YOUR INSTRUCTIONS: Each line of the data below should be repeated exactly.

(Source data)
"""

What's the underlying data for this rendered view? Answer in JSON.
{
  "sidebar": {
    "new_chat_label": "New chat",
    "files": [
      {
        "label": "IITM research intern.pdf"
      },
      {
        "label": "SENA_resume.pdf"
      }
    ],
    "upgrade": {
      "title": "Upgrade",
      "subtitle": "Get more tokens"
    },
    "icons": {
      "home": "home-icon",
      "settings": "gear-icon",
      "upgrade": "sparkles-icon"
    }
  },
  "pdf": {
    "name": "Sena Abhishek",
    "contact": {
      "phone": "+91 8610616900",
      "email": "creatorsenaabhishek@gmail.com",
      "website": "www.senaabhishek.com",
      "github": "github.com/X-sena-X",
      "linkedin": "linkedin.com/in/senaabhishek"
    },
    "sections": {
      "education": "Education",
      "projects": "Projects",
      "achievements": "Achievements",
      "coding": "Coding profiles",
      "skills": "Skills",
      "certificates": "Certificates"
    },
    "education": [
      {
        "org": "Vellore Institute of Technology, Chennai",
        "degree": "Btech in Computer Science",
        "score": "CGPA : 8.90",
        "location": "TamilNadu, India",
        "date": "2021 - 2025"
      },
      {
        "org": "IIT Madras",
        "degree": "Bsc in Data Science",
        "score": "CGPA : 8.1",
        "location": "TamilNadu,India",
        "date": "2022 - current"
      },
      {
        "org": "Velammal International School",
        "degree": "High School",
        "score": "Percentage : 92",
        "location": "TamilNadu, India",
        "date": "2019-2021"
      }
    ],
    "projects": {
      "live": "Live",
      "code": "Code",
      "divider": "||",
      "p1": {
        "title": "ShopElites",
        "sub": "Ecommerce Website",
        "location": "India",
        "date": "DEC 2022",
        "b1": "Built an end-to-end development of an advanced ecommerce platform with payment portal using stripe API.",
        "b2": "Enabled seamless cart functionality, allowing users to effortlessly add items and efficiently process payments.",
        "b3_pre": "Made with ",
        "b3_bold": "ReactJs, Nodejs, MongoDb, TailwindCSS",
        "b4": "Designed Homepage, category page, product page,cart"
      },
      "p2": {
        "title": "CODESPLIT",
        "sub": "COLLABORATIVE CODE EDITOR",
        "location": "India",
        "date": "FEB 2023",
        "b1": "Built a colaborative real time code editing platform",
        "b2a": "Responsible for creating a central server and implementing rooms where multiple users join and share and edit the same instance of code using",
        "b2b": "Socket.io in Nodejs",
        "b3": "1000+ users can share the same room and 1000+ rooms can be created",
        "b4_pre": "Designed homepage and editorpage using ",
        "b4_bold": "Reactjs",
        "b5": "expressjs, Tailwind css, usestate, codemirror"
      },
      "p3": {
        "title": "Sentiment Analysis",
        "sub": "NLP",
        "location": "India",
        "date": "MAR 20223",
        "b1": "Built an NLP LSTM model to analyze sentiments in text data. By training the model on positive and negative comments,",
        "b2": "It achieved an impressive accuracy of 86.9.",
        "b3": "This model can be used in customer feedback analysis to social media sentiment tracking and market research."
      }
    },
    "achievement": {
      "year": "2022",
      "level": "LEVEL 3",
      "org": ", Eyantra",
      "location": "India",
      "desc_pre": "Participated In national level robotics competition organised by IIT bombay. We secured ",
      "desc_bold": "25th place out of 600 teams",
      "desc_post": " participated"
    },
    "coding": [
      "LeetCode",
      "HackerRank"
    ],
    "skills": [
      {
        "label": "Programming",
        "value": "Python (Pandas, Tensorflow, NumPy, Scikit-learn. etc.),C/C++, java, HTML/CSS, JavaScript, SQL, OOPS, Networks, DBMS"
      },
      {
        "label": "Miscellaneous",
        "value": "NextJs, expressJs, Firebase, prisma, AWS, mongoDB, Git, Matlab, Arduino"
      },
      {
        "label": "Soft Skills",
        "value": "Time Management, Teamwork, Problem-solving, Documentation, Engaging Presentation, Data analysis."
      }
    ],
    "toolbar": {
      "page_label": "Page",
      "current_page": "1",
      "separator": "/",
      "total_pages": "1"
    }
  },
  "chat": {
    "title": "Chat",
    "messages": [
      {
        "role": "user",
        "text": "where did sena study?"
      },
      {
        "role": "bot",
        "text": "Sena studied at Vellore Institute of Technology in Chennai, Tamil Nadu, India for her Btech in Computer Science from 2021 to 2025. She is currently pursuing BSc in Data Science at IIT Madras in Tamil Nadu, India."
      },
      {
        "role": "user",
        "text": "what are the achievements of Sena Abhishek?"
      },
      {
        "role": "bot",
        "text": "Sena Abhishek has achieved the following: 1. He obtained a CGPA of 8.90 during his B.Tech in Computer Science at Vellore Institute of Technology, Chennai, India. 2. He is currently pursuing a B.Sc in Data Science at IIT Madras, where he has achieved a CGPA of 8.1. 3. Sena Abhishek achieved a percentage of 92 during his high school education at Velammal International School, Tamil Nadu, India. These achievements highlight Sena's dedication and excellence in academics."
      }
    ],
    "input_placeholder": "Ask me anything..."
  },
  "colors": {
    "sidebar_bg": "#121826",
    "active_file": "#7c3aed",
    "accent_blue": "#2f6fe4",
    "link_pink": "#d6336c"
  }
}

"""

THE COMPLETED TASK:
What's the underlying data for this rendered view? Answer in JSON.
{
  "sidebar": {
    "new_chat_label": "New chat",
    "files": [
      {
        "label": "IITM research intern.pdf"
      },
      {
        "label": "SENA_resume.pdf"
      }
    ],
    "upgrade": {
      "title": "Upgrade",
      "subtitle": "Get more tokens"
    },
    "icons": {
      "home": "home-icon",
      "settings": "gear-icon",
      "upgrade": "sparkles-icon"
    }
  },
  "pdf": {
    "name": "Sena Abhishek",
    "contact": {
      "phone": "+91 8610616900",
      "email": "creatorsenaabhishek@gmail.com",
      "website": "www.senaabhishek.com",
      "github": "github.com/X-sena-X",
      "linkedin": "linkedin.com/in/senaabhishek"
    },
    "sections": {
      "education": "Education",
      "projects": "Projects",
      "achievements": "Achievements",
      "coding": "Coding profiles",
      "skills": "Skills",
      "certificates": "Certificates"
    },
    "education": [
      {
        "org": "Vellore Institute of Technology, Chennai",
        "degree": "Btech in Computer Science",
        "score": "CGPA : 8.90",
        "location": "TamilNadu, India",
        "date": "2021 - 2025"
      },
      {
        "org": "IIT Madras",
        "degree": "Bsc in Data Science",
        "score": "CGPA : 8.1",
        "location": "TamilNadu,India",
        "date": "2022 - current"
      },
      {
        "org": "Velammal International School",
        "degree": "High School",
        "score": "Percentage : 92",
        "location": "TamilNadu, India",
        "date": "2019-2021"
      }
    ],
    "projects": {
      "live": "Live",
      "code": "Code",
      "divider": "||",
      "p1": {
        "title": "ShopElites",
        "sub": "Ecommerce Website",
        "location": "India",
        "date": "DEC 2022",
        "b1": "Built an end-to-end development of an advanced ecommerce platform with payment portal using stripe API.",
        "b2": "Enabled seamless cart functionality, allowing users to effortlessly add items and efficiently process payments.",
        "b3_pre": "Made with ",
        "b3_bold": "ReactJs, Nodejs, MongoDb, TailwindCSS",
        "b4": "Designed Homepage, category page, product page,cart"
      },
      "p2": {
        "title": "CODESPLIT",
        "sub": "COLLABORATIVE CODE EDITOR",
        "location": "India",
        "date": "FEB 2023",
        "b1": "Built a colaborative real time code editing platform",
        "b2a": "Responsible for creating a central server and implementing rooms where multiple users join and share and edit the same instance of code using",
        "b2b": "Socket.io in Nodejs",
        "b3": "1000+ users can share the same room and 1000+ rooms can be created",
        "b4_pre": "Designed homepage and editorpage using ",
        "b4_bold": "Reactjs",
        "b5": "expressjs, Tailwind css, usestate, codemirror"
      },
      "p3": {
        "title": "Sentiment Analysis",
        "sub": "NLP",
        "location": "India",
        "date": "MAR 20223",
        "b1": "Built an NLP LSTM model to analyze sentiments in text data. By training the model on positive and negative comments,",
        "b2": "It achieved an impressive accuracy of 86.9.",
        "b3": "This model can be used in customer feedback analysis to social media sentiment tracking and market research."
      }
    },
    "achievement": {
      "year": "2022",
      "level": "LEVEL 3",
      "org": ", Eyantra",
      "location": "India",
      "desc_pre": "Participated In national level robotics competition organised by IIT bombay. We secured ",
      "desc_bold": "25th place out of 600 teams",
      "desc_post": " participated"
    },
    "coding": [
      "LeetCode",
      "HackerRank"
    ],
    "skills": [
      {
        "label": "Programming",
        "value": "Python (Pandas, Tensorflow, NumPy, Scikit-learn. etc.),C/C++, java, HTML/CSS, JavaScript, SQL, OOPS, Networks, DBMS"
      },
      {
        "label": "Miscellaneous",
        "value": "NextJs, expressJs, Firebase, prisma, AWS, mongoDB, Git, Matlab, Arduino"
      },
      {
        "label": "Soft Skills",
        "value": "Time Management, Teamwork, Problem-solving, Documentation, Engaging Presentation, Data analysis."
      }
    ],
    "toolbar": {
      "page_label": "Page",
      "current_page": "1",
      "separator": "/",
      "total_pages": "1"
    }
  },
  "chat": {
    "title": "Chat",
    "messages": [
      {
        "role": "user",
        "text": "where did sena study?"
      },
      {
        "role": "bot",
        "text": "Sena studied at Vellore Institute of Technology in Chennai, Tamil Nadu, India for her Btech in Computer Science from 2021 to 2025. She is currently pursuing BSc in Data Science at IIT Madras in Tamil Nadu, India."
      },
      {
        "role": "user",
        "text": "what are the achievements of Sena Abhishek?"
      },
      {
        "role": "bot",
        "text": "Sena Abhishek has achieved the following: 1. He obtained a CGPA of 8.90 during his B.Tech in Computer Science at Vellore Institute of Technology, Chennai, India. 2. He is currently pursuing a B.Sc in Data Science at IIT Madras, where he has achieved a CGPA of 8.1. 3. Sena Abhishek achieved a percentage of 92 during his high school education at Velammal International School, Tamil Nadu, India. These achievements highlight Sena's dedication and excellence in academics."
      }
    ],
    "input_placeholder": "Ask me anything..."
  },
  "colors": {
    "sidebar_bg": "#121826",
    "active_file": "#7c3aed",
    "accent_blue": "#2f6fe4",
    "link_pink": "#d6336c"
  }
}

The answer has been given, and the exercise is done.